I also know many parents who long for the office to escape the kids – yes, they love them and all that, but 24/7? No one deserves that. I also know that if there had been lockdown when, as an only child, I had been stuck in the house as a teenager around the clock with my parents, there would likely have been a death in the family.

And what of the WFM enthusiasts?

To anyone who claims to ‘just love it’ I like to ask – why?

The most common response I get is how they love not having to commute to the office every day.

But how many hours a week did that take up? On average I have found it is around an hour each way, which creates ten hours of extra time a week per person – I can certainly see the benefits of that.

So, what are you doing with all that extra time? More playing with the kids? More yoga? More time in the garden? More time at the gym? More time reading? The dog must be knackered with all those extra walks.

Er, no – pretty much everyone I talk to seems to be doing ten hours more work every week.
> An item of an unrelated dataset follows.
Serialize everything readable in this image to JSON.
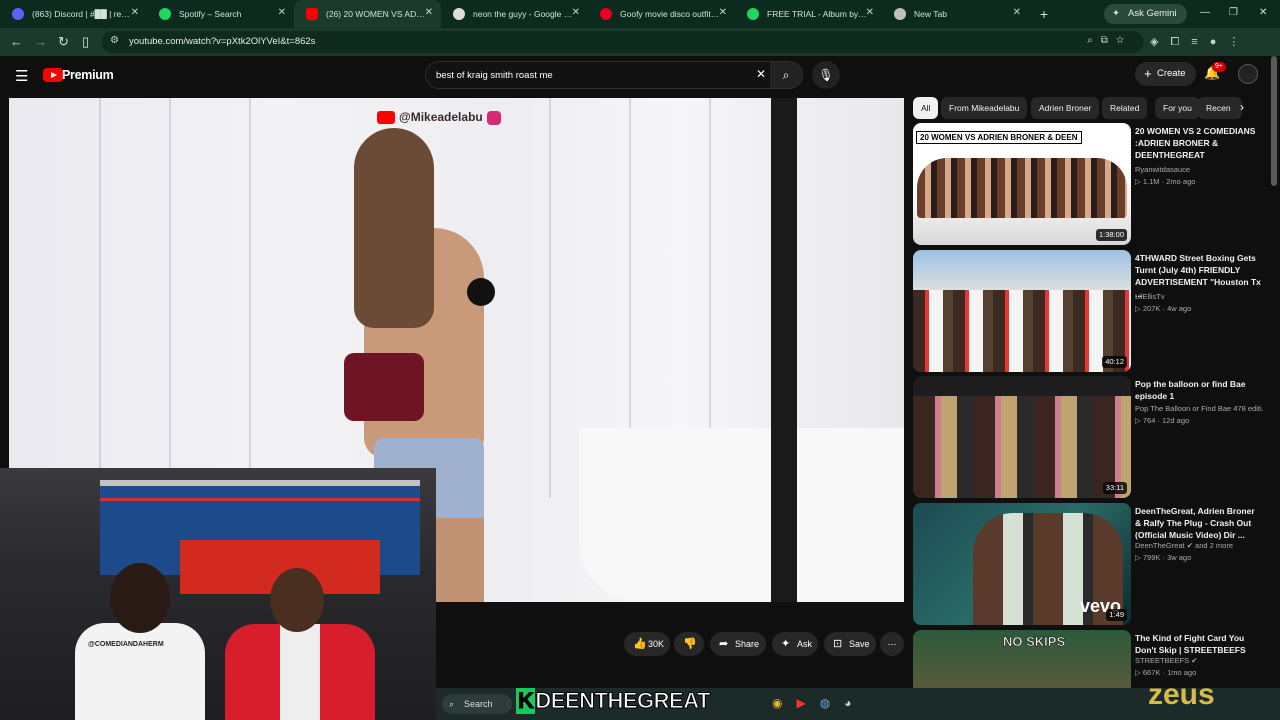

So, that means you are getting paid more – right? I mean the company are saving money not having to pay so much to maintain the office every day – no? Hmmmmm.

And of course, working from home means you can control your time much more efficiently because your boss is not going to wander into your office with another ‘epiphany‘ leading to more mission creep.

And all you have to do is close the laptop at 5:00PM and not be bothered until the following morning.

But wait – didn’t you have to sort some stuff out with the kids this afternoon. Or maybe you snuck out to get groceries for an hour this morning, and so you feel obliged to make amends this evening – just for an hour (or two or three).

And while you are drafting that contract, an email from the boss pops up, and well, you know, you are a responsible employee, so you reply and – GOTCHA, the boss knows you are online – here comes more mission creep.

You end up working long into the evening, so the time between logging off and getting to sleep gets ever shorter, meaning you take work into your dreams, which is never going to deliver a settled night of bliss and relaxation, resulting in an edgy start to the next day (but at least you don’t have to commute – no, you start work at the time you used to leave the house ….. wait – what?).

So, are YOU still living at work?

Paul Weston is a Time Freedom Coach.
He works with teams and individuals to help them spend more time doing activities they enjoy with the people they love